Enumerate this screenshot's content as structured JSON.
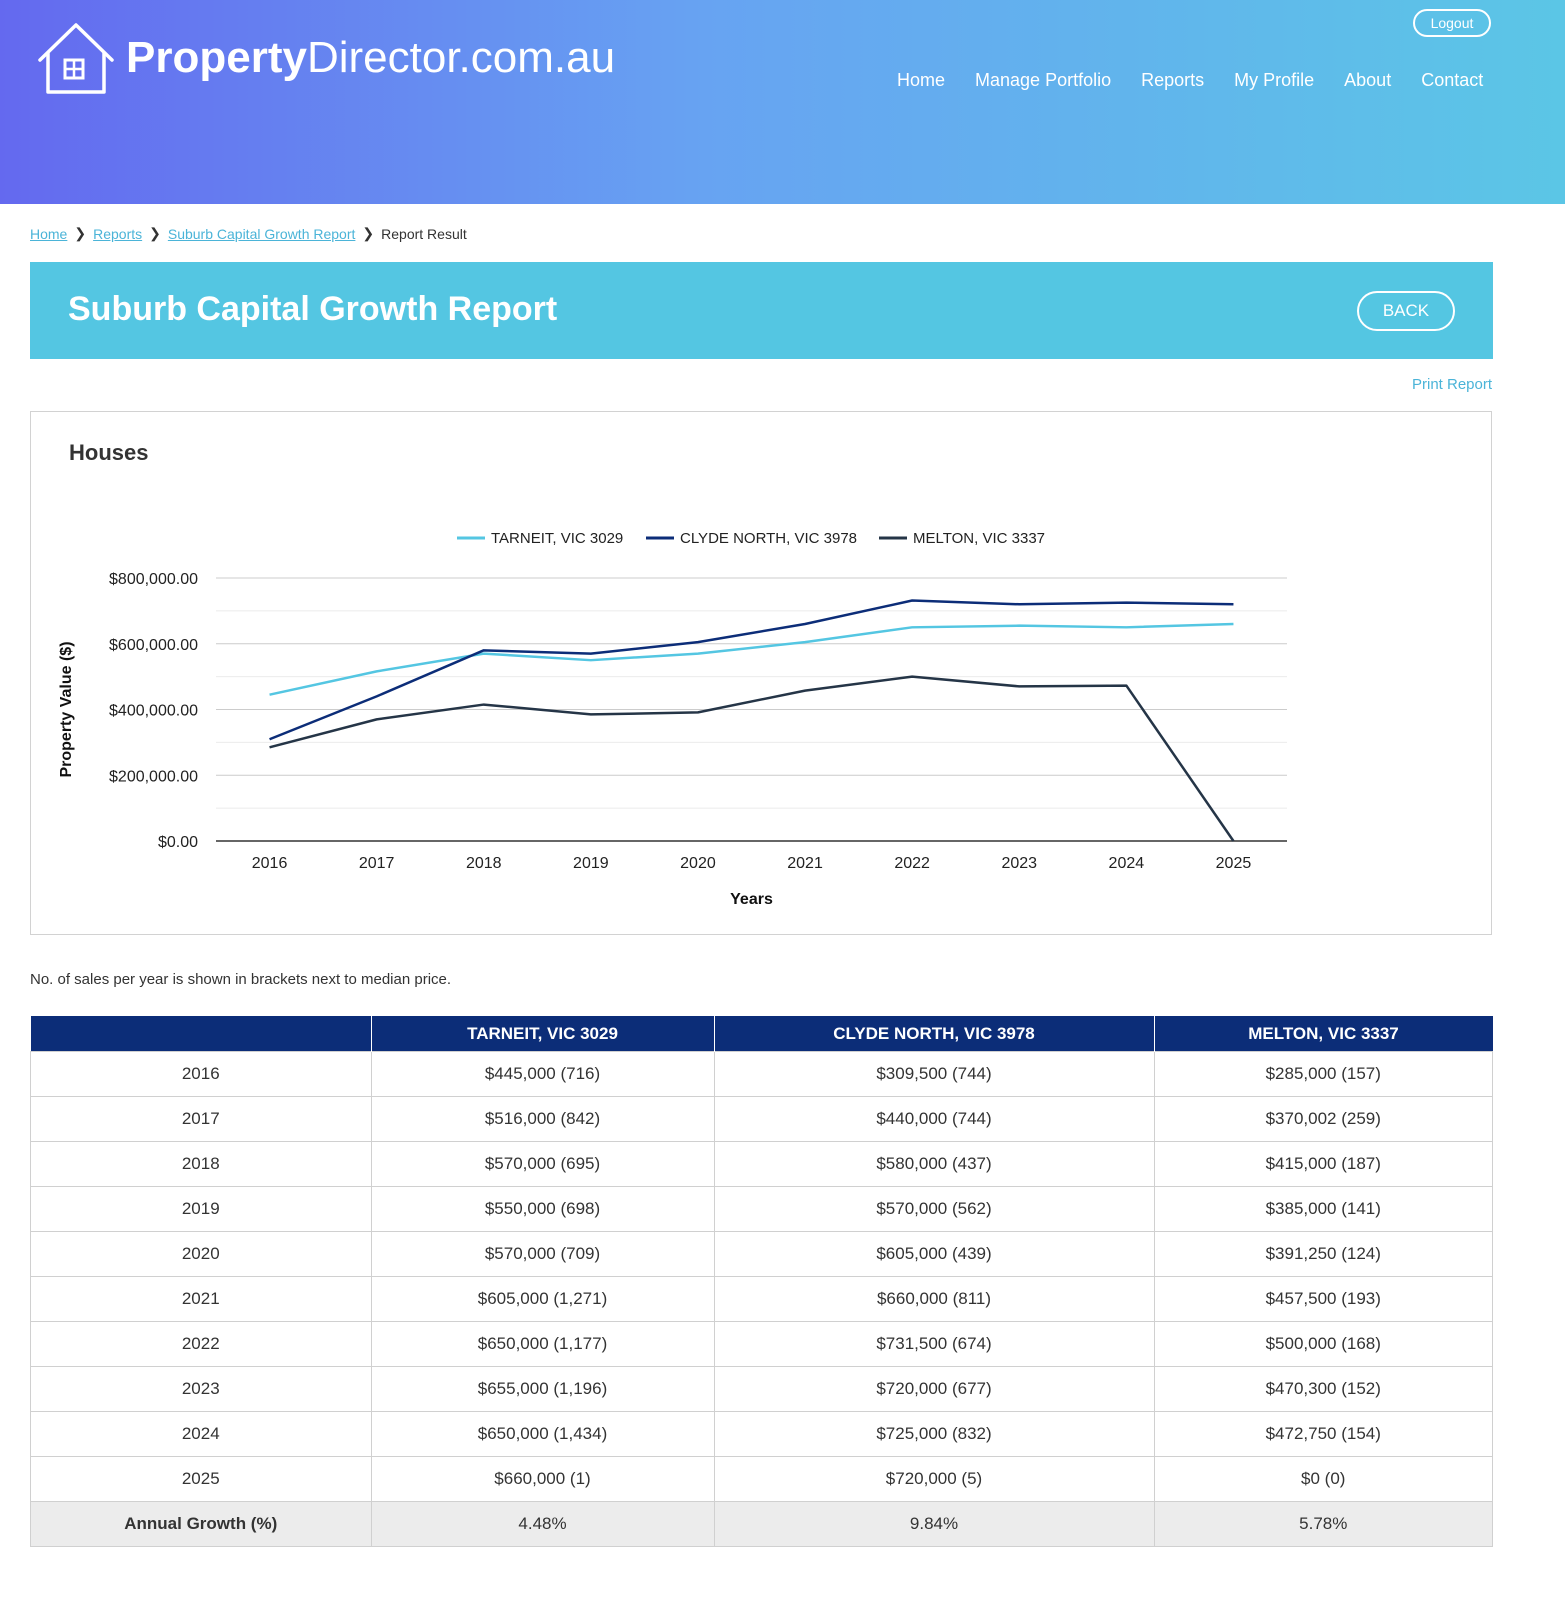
{
  "header": {
    "logo_bold": "Property",
    "logo_rest": "Director.com.au",
    "logout_label": "Logout",
    "nav": [
      "Home",
      "Manage Portfolio",
      "Reports",
      "My Profile",
      "About",
      "Contact"
    ]
  },
  "breadcrumb": {
    "items": [
      "Home",
      "Reports",
      "Suburb Capital Growth Report"
    ],
    "current": "Report Result"
  },
  "page": {
    "title": "Suburb Capital Growth Report",
    "back_label": "BACK",
    "print_label": "Print Report",
    "chart_heading": "Houses",
    "note": "No. of sales per year is shown in brackets next to median price."
  },
  "colors": {
    "accent": "#54c6e2",
    "table_header": "#0c2d78",
    "series": [
      "#54c6e2",
      "#0c2d78",
      "#253547"
    ]
  },
  "chart_data": {
    "type": "line",
    "title": "",
    "xlabel": "Years",
    "ylabel": "Property Value ($)",
    "x": [
      "2016",
      "2017",
      "2018",
      "2019",
      "2020",
      "2021",
      "2022",
      "2023",
      "2024",
      "2025"
    ],
    "ylim": [
      0,
      800000
    ],
    "yticks": [
      "$0.00",
      "$200,000.00",
      "$400,000.00",
      "$600,000.00",
      "$800,000.00"
    ],
    "legend_position": "top",
    "series": [
      {
        "name": "TARNEIT, VIC 3029",
        "values": [
          445000,
          516000,
          570000,
          550000,
          570000,
          605000,
          650000,
          655000,
          650000,
          660000
        ]
      },
      {
        "name": "CLYDE NORTH, VIC 3978",
        "values": [
          309500,
          440000,
          580000,
          570000,
          605000,
          660000,
          731500,
          720000,
          725000,
          720000
        ]
      },
      {
        "name": "MELTON, VIC 3337",
        "values": [
          285000,
          370002,
          415000,
          385000,
          391250,
          457500,
          500000,
          470300,
          472750,
          0
        ]
      }
    ]
  },
  "table": {
    "headers": [
      "",
      "TARNEIT, VIC 3029",
      "CLYDE NORTH, VIC 3978",
      "MELTON, VIC 3337"
    ],
    "rows": [
      [
        "2016",
        "$445,000 (716)",
        "$309,500 (744)",
        "$285,000 (157)"
      ],
      [
        "2017",
        "$516,000 (842)",
        "$440,000 (744)",
        "$370,002 (259)"
      ],
      [
        "2018",
        "$570,000 (695)",
        "$580,000 (437)",
        "$415,000 (187)"
      ],
      [
        "2019",
        "$550,000 (698)",
        "$570,000 (562)",
        "$385,000 (141)"
      ],
      [
        "2020",
        "$570,000 (709)",
        "$605,000 (439)",
        "$391,250 (124)"
      ],
      [
        "2021",
        "$605,000 (1,271)",
        "$660,000 (811)",
        "$457,500 (193)"
      ],
      [
        "2022",
        "$650,000 (1,177)",
        "$731,500 (674)",
        "$500,000 (168)"
      ],
      [
        "2023",
        "$655,000 (1,196)",
        "$720,000 (677)",
        "$470,300 (152)"
      ],
      [
        "2024",
        "$650,000 (1,434)",
        "$725,000 (832)",
        "$472,750 (154)"
      ],
      [
        "2025",
        "$660,000 (1)",
        "$720,000 (5)",
        "$0 (0)"
      ]
    ],
    "growth": [
      "Annual Growth (%)",
      "4.48%",
      "9.84%",
      "5.78%"
    ]
  }
}
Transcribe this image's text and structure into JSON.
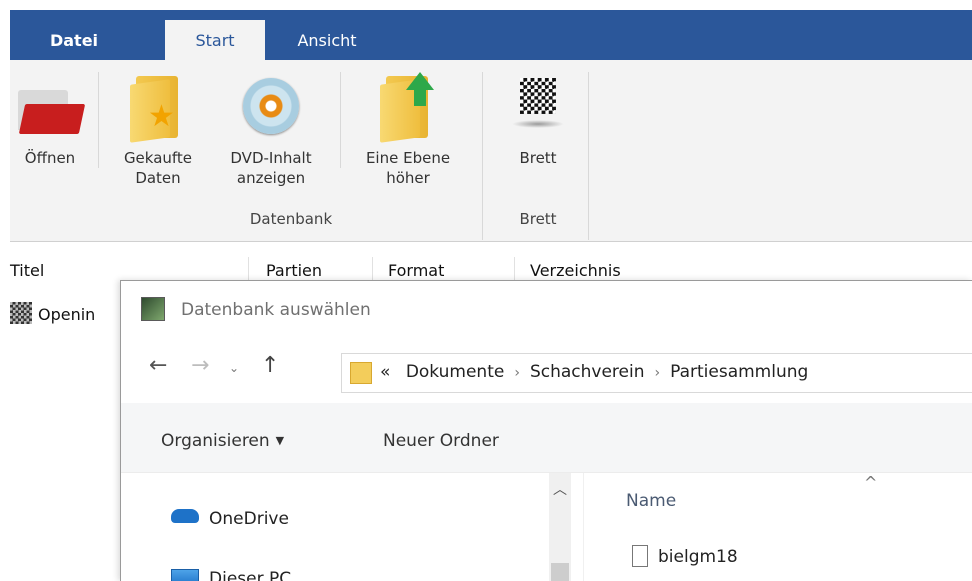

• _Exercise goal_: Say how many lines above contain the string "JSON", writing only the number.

• _Output of the task_: 2